He is alone.
Today, he says goodbye to his partner of over sixty years, and he is alone. He should be surrounded by friends and family, all supporting and loving him, yet there he stands, alone.
I have, perhaps, misstated his condition. He is surrounded by friends and family. They are and have been, supportive. They are talking with each other, laughing their way through the pain of loss–remembering a mother and a grandmother who loved and lived, and helped to shape their world.
And still–from my vantage point away from the group, I see him, separate from the flow and camaraderie of shared memories. In the center of the herd circled around to protect him, he stands silent with a confused look in his eyes.
Sixty years, he was part of something. Something bigger than the sum of the parts. Tonight, he stands and realizes that the something has changed–fundamentally and without recourse. The herd around him will protect him for a time, giving him a chance to adapt, to heal. But, they will go on raising families, working at jobs, loving their spouses still by their sides.
He is alone.
Again I think I have, perhaps, misstated his condition. He is alone in the sense that his companion is no longer beside him, but he has something else. He spoke of it earlier to me.
He has hope.
He has assurance.
Both have their foundation in a faith nurtured for many years, a faith shared with his now absent partner.
He will need them both, as well as the faith.
Tough days are ahead of him. His life will never–never–be the same again. The hours of his days will stretch on in lonely minutes which he knows not how to fill.
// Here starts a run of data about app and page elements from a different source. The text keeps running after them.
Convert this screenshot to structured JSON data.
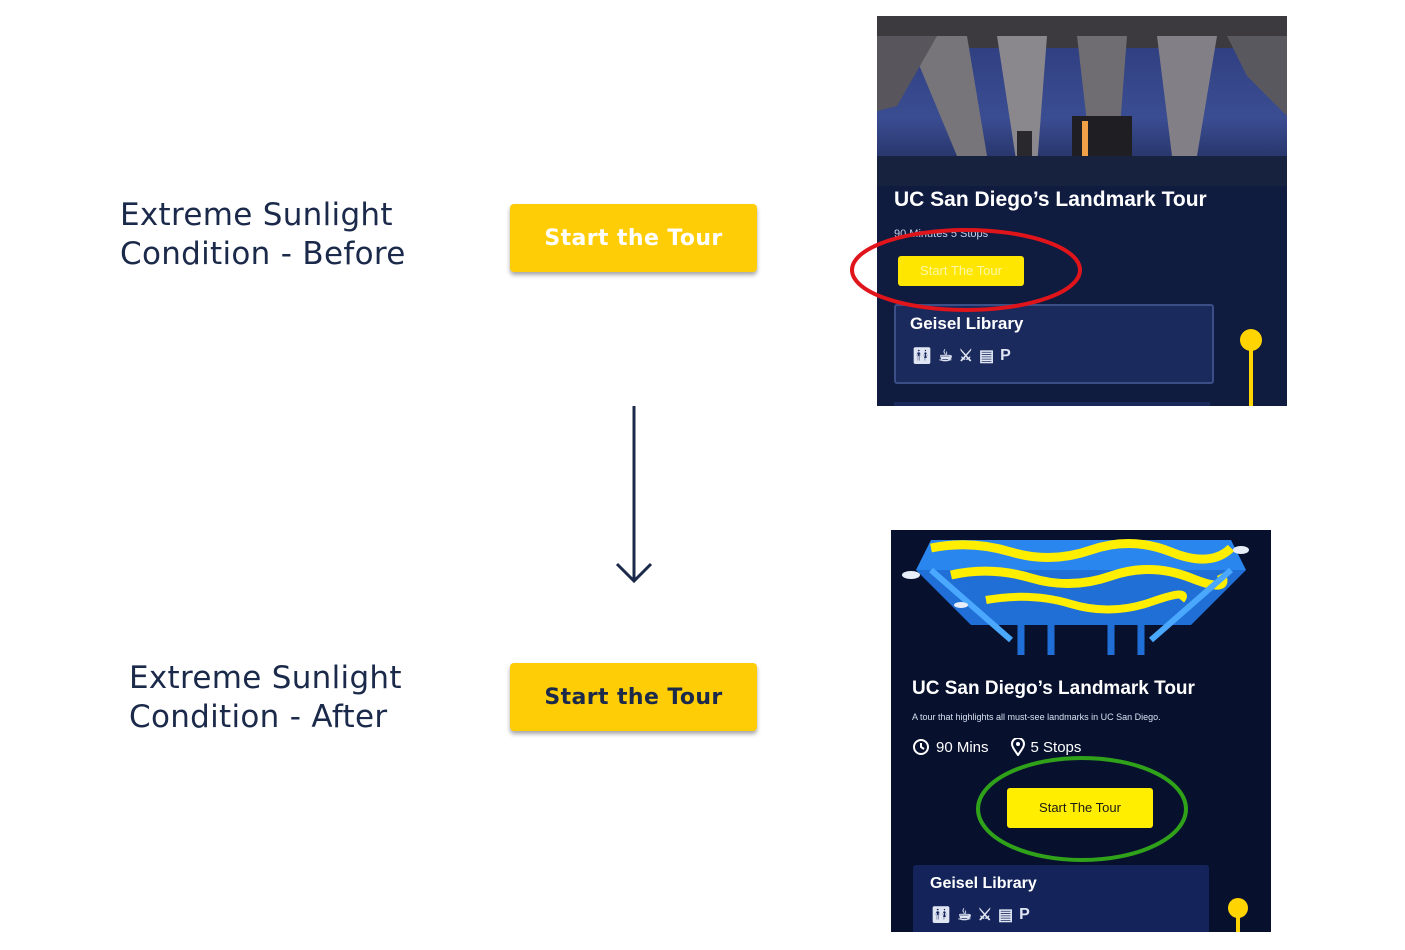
{
  "before": {
    "caption_line1": "Extreme Sunlight",
    "caption_line2": "Condition - Before",
    "cta_label": "Start the Tour",
    "phone": {
      "title": "UC San Diego’s Landmark Tour",
      "meta": "90 Minutes    5 Stops",
      "button_label": "Start The Tour",
      "stop_name": "Geisel Library",
      "amenities": [
        "restroom-icon",
        "cafe-icon",
        "dining-icon",
        "shop-icon",
        "parking-icon"
      ],
      "parking_label": "P"
    }
  },
  "after": {
    "caption_line1": "Extreme Sunlight",
    "caption_line2": "Condition - After",
    "cta_label": "Start the Tour",
    "phone": {
      "title": "UC San Diego’s Landmark Tour",
      "description": "A tour that highlights all must-see landmarks in UC San Diego.",
      "duration": "90 Mins",
      "stops": "5 Stops",
      "button_label": "Start The Tour",
      "stop_name": "Geisel Library",
      "amenities": [
        "restroom-icon",
        "cafe-icon",
        "dining-icon",
        "shop-icon",
        "parking-icon"
      ],
      "parking_label": "P"
    }
  },
  "colors": {
    "accent_yellow": "#ffcd05",
    "navy_text": "#1b2a4a",
    "before_ring": "#e0141b",
    "after_ring": "#2fa21a"
  }
}
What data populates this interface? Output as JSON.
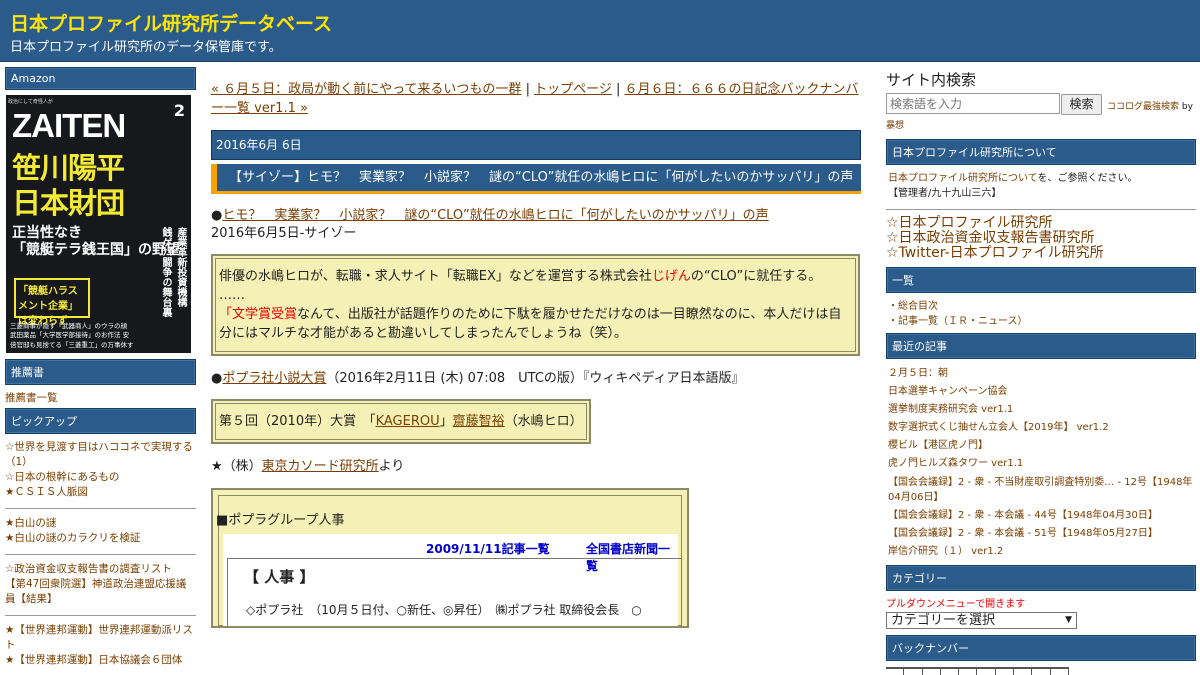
{
  "header": {
    "title": "日本プロファイル研究所データベース",
    "description": "日本プロファイル研究所のデータ保管庫です。"
  },
  "left": {
    "amazon_title": "Amazon",
    "cover": {
      "top_small": "政治にして奇怪人が",
      "logo": "ZAITEN",
      "issue": "2",
      "headline_line1": "笹川陽平",
      "headline_line2": "日本財団",
      "subhead_line1": "正当性なき",
      "subhead_line2": "「競艇テラ銭王国」の野望",
      "box_text": "「競艇ハラスメント企業」は変わらず",
      "side_text": "産業革新投資機構 銭ゲバ闘争の舞台裏",
      "bottom": "三菱商事が隠す「武器商人」のウラの顔 武田薬品「大学医学部接待」のお作法 安倍官邸も見捨てる「三菱重工」の万事休す"
    },
    "recommend_title": "推薦書",
    "recommend_items": [
      "推薦書一覧"
    ],
    "pickup_title": "ピックアップ",
    "pickup_group1": [
      "☆世界を見渡す目はハココネで実現する（1）",
      "☆日本の根幹にあるもの",
      "★ＣＳＩＳ人脈図"
    ],
    "pickup_group2": [
      "★白山の謎",
      "★白山の謎のカラクリを検証"
    ],
    "pickup_group3": [
      "☆政治資金収支報告書の調査リスト",
      "【第47回衆院選】神道政治連盟応援議員【結果】"
    ],
    "pickup_group4": [
      "★【世界連邦運動】世界連邦運動派リスト",
      "★【世界連邦運動】日本協議会６団体"
    ]
  },
  "center": {
    "nav_prev": "« ６月５日：政局が動く前にやって来るいつもの一群",
    "nav_sep1": " | ",
    "nav_top": "トップページ",
    "nav_sep2": " | ",
    "nav_next": "６月６日：６６６の日記念バックナンバー一覧 ver1.1 »",
    "date": "2016年6月 6日",
    "post_title": "【サイゾー】ヒモ？　実業家？　小説家？　謎の“CLO”就任の水嶋ヒロに「何がしたいのかサッパリ」の声",
    "bullet1_prefix": "●",
    "bullet1_link": "ヒモ？　実業家？　小説家？　謎の“CLO”就任の水嶋ヒロに「何がしたいのかサッパリ」の声",
    "bullet1_source": "2016年6月5日-サイゾー",
    "quote1_a": "俳優の水嶋ヒロが、転職・求人サイト「転職EX」などを運営する株式会社",
    "quote1_red": "じげん",
    "quote1_b": "の“CLO”に就任する。",
    "quote1_ellipsis": "……",
    "quote1_c_open": "「",
    "quote1_c_red": "文学賞受賞",
    "quote1_c": "なんて、出版社が話題作りのために下駄を履かせただけなのは一目瞭然なのに、本人だけは自分にはマルチな才能があると勘違いしてしまったんでしょうね（笑）。",
    "bullet2_prefix": "●",
    "bullet2_link": "ポプラ社小説大賞",
    "bullet2_rest": "（2016年2月11日 (木) 07:08　UTCの版）『ウィキペディア日本語版』",
    "quote2_a": "第５回（2010年）大賞　「",
    "quote2_link1": "KAGEROU",
    "quote2_b": "」",
    "quote2_link2": "齋藤智裕",
    "quote2_c": "（水嶋ヒロ）",
    "star_prefix": "★（株）",
    "star_link": "東京カソード研究所",
    "star_suffix": "より",
    "box3": {
      "heading": "■ポプラグループ人事",
      "link1": "2009/11/11記事一覧",
      "link2": "全国書店新聞一覧",
      "jinji": "【 人事 】",
      "line": "◇ポプラ社　（10月５日付、○新任、◎昇任）　㈱ポプラ社 取締役会長　○"
    }
  },
  "right": {
    "search_title": "サイト内検索",
    "search_placeholder": "検索語を入力",
    "search_button": "検索",
    "search_credit_a": "ココログ最強検索",
    "search_credit_b": " by",
    "search_credit_c": "暴想",
    "about_title": "日本プロファイル研究所について",
    "about_link": "日本プロファイル研究所について",
    "about_text": "を、ご参照ください。",
    "admin": "【管理者/九十九山三六】",
    "links": [
      "☆日本プロファイル研究所",
      "☆日本政治資金収支報告書研究所",
      "☆Twitter-日本プロファイル研究所"
    ],
    "ichiran_title": "一覧",
    "ichiran_items": [
      "・総合目次",
      "・記事一覧（ＩＲ・ニュース）"
    ],
    "recent_title": "最近の記事",
    "recent_items": [
      "２月５日：朝",
      "日本選挙キャンペーン協会",
      "選挙制度実務研究会 ver1.1",
      "数字選択式くじ抽せん立会人【2019年】 ver1.2",
      "櫻ビル【港区虎ノ門】",
      "虎ノ門ヒルズ森タワー ver1.1",
      "【国会会議録】2 - 衆 - 不当財産取引調査特別委… - 12号【1948年04月06日】",
      "【国会会議録】2 - 衆 - 本会議 - 44号【1948年04月30日】",
      "【国会会議録】2 - 衆 - 本会議 - 51号【1948年05月27日】",
      "岸信介研究（１） ver1.2"
    ],
    "category_title": "カテゴリー",
    "category_note": "プルダウンメニューで開きます",
    "category_select": "カテゴリーを選択",
    "backnumber_title": "バックナンバー"
  }
}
His nights will be spent in sleepless dreariness and one-sided conversations with himself about the past.
But, he is part of something bigger. Bigger than the binding of two people together in a lifetime of living and loving and growing together. Bigger than the family they raised together. Bigger than the fellowship they had with a local group of Christian believers.
The assurance is that one day a great multitude will gather together on the other side of that strange frontier crossing we call death. The great hope, that he will be a part of that crowd, along with her, gives reason to move on from here.
Yeah. Kind of.
Still putting one foot in front of the other, though. Still setting his sights on that day.
“And the Lord God said, “It is not good for the man to be alone.”
(Genesis 2:18a ~ KJV)
© Paul Phillips. He’s Taken Leave. 2014. All Rights Reserved.
Did you enjoy this post? Let your friends know about it by “liking” our page on Facebook!